What the exercise asks: Go through the data below and return each line containing the word "ルートテーブルを作成".

[Interface dataset entries]
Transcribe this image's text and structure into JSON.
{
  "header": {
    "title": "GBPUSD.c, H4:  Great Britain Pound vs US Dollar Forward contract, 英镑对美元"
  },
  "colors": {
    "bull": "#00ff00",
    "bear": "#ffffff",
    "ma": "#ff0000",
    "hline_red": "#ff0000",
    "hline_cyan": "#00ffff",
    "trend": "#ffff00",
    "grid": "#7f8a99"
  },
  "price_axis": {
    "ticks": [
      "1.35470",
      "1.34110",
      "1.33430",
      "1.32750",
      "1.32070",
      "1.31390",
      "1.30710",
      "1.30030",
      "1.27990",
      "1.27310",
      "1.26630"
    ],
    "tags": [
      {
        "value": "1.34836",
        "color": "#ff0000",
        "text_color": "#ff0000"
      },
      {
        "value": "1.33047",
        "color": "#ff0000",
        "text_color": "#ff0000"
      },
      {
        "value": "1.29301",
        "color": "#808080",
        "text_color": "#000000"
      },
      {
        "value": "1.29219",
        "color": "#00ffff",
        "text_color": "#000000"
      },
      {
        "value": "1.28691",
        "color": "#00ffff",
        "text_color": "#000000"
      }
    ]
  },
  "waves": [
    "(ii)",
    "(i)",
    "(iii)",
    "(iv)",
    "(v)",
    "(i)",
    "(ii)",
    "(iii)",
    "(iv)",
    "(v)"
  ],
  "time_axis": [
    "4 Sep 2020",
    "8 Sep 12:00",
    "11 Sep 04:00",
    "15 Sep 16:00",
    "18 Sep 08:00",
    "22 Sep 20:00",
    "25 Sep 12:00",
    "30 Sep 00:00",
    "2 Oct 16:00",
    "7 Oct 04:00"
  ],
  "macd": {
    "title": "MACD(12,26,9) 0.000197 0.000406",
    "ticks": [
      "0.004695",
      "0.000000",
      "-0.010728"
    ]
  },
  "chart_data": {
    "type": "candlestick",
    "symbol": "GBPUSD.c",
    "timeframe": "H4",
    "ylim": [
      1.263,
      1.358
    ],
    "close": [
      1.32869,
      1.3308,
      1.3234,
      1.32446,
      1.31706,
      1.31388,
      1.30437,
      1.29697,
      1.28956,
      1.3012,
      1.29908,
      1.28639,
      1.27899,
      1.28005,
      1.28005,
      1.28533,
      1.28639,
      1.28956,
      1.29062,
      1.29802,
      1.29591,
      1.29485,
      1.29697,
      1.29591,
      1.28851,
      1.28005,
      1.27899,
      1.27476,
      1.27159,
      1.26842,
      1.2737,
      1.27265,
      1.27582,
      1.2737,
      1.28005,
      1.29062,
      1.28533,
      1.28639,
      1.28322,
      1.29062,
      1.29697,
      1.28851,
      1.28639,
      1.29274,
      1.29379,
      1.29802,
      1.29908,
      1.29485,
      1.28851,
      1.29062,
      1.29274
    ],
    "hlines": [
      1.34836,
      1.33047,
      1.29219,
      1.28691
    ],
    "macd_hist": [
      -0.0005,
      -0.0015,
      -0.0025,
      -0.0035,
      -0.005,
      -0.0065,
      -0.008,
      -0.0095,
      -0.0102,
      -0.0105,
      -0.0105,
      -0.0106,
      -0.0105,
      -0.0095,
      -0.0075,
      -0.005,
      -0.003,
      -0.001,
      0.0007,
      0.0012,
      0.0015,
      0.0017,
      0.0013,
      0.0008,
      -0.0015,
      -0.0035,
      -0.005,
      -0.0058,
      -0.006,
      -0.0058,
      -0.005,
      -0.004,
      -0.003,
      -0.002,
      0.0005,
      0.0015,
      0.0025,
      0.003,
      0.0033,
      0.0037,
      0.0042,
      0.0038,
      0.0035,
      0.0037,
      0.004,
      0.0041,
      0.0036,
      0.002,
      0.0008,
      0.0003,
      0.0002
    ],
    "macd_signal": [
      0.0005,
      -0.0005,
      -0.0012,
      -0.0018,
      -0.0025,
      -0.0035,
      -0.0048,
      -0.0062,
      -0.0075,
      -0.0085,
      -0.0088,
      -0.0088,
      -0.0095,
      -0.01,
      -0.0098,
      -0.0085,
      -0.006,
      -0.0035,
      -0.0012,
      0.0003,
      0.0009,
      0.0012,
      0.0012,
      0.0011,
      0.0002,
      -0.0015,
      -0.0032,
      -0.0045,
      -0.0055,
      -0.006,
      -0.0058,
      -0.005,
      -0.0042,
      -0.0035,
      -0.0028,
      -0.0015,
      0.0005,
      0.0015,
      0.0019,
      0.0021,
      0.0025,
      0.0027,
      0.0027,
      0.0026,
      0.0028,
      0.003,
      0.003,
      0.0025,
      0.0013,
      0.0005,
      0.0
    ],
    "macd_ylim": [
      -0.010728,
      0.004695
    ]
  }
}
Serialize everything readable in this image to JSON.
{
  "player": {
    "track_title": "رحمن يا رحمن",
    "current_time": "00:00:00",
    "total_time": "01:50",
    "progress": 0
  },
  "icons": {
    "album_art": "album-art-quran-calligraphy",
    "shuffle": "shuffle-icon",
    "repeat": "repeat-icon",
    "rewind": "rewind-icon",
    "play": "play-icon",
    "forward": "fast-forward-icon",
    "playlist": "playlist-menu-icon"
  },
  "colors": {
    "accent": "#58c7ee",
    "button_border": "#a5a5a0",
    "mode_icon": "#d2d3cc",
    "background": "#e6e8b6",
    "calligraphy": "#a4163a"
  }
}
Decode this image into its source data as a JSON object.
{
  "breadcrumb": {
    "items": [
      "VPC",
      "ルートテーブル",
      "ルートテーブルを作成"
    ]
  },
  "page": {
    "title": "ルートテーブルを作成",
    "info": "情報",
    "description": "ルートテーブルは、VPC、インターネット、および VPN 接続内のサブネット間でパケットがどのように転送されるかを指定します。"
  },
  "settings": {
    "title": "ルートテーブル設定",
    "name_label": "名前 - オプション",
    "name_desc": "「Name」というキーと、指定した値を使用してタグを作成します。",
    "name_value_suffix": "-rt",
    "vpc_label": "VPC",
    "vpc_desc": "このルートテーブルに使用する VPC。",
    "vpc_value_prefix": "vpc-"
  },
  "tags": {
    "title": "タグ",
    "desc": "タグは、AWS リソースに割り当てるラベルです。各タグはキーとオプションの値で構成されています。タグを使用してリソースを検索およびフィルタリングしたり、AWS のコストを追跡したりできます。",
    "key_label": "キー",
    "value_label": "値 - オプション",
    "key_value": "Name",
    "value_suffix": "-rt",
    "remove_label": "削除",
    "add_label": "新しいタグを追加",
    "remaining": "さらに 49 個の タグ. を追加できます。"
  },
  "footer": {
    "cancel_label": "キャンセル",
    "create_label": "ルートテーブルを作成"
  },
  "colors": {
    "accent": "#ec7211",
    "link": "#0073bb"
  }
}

The answer:
      "ルートテーブルを作成"
    "title": "ルートテーブルを作成",
    "create_label": "ルートテーブルを作成"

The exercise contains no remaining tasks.